Work to be completed ->
Count the lines below that include "name". Only the number should be given.

Collected data
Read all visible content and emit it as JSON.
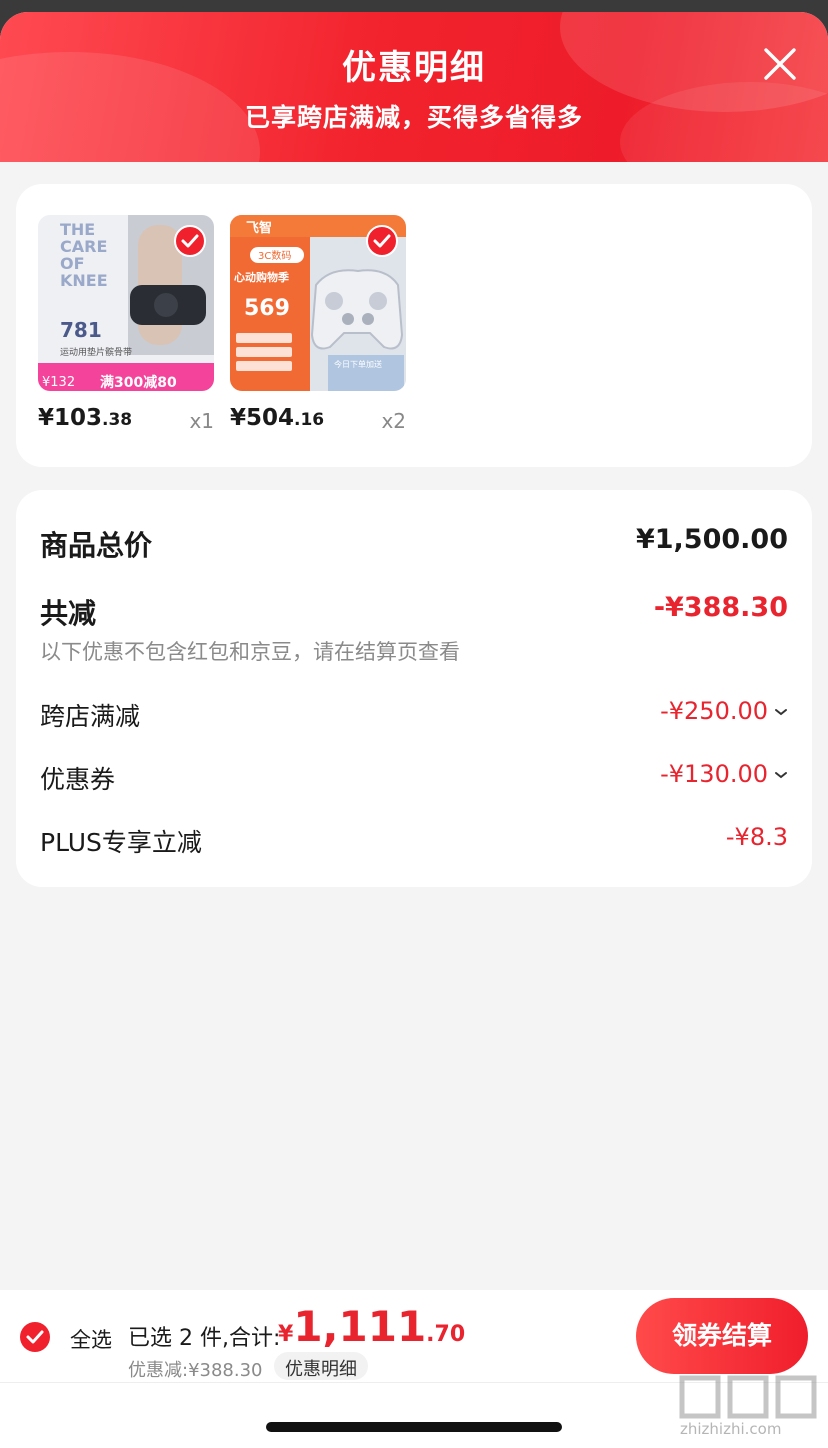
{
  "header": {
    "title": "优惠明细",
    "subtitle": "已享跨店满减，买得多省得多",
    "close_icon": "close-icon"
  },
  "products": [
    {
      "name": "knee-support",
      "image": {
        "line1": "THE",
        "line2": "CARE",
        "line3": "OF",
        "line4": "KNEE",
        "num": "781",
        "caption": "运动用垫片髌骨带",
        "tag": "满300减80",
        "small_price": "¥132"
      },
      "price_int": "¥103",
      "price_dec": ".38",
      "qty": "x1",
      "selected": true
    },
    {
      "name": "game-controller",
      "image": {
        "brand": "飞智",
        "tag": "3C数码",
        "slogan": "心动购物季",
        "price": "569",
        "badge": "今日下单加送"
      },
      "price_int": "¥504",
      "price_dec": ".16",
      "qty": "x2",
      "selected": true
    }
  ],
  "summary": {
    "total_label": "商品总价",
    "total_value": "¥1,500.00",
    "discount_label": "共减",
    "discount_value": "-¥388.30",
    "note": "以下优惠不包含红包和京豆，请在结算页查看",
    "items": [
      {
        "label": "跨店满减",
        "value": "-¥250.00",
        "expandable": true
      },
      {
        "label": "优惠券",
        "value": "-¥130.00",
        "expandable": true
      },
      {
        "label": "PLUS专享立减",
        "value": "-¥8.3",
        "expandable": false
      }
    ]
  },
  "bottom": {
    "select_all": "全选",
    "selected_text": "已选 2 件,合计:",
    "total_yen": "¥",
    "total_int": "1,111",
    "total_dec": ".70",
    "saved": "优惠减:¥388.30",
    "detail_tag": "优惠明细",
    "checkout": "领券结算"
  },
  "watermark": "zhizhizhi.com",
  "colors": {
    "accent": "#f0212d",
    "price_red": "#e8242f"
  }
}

Reply to the task ->
2